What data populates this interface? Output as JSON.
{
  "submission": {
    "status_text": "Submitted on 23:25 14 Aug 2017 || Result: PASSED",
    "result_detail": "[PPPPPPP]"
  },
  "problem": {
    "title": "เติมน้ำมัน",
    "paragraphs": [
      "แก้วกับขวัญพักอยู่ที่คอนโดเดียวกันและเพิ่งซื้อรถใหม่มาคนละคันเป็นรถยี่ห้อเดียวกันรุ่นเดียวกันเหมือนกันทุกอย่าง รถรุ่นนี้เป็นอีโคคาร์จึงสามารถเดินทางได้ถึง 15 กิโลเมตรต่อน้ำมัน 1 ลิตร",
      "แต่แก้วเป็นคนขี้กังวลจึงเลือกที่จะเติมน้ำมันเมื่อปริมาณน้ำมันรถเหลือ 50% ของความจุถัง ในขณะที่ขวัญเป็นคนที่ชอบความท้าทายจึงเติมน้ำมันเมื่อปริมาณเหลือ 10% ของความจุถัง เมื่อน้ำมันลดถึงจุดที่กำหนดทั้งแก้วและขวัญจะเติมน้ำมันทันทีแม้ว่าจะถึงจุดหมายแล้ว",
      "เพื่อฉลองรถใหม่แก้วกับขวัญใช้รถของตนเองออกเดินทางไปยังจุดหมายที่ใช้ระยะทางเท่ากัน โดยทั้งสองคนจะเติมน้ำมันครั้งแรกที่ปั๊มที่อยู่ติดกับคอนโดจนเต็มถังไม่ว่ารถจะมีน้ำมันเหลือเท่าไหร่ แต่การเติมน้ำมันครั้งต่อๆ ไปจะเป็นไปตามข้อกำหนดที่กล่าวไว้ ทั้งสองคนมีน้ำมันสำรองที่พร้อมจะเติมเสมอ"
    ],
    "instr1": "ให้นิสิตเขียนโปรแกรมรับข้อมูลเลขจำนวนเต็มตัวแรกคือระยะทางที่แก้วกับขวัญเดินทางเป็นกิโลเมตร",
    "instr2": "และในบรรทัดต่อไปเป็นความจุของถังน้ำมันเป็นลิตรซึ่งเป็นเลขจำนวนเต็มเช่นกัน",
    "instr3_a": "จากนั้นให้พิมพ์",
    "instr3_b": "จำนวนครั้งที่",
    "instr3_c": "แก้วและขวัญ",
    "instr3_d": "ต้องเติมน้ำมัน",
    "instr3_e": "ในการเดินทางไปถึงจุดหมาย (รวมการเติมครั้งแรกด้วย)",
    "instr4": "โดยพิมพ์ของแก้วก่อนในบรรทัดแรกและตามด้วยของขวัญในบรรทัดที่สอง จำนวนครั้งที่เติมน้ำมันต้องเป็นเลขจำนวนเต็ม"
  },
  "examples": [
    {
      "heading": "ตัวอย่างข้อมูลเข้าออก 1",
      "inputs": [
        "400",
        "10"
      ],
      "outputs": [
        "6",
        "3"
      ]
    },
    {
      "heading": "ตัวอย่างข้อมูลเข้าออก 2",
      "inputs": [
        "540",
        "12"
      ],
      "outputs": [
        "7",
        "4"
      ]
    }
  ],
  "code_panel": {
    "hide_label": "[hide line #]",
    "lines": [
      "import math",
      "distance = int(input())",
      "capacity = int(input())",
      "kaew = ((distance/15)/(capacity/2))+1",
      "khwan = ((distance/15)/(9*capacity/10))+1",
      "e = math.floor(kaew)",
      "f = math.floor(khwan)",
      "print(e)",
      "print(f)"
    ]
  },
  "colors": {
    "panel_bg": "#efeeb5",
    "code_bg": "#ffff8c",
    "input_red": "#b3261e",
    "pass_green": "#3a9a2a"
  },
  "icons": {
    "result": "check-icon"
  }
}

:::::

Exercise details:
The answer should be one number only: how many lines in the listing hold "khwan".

Output:
2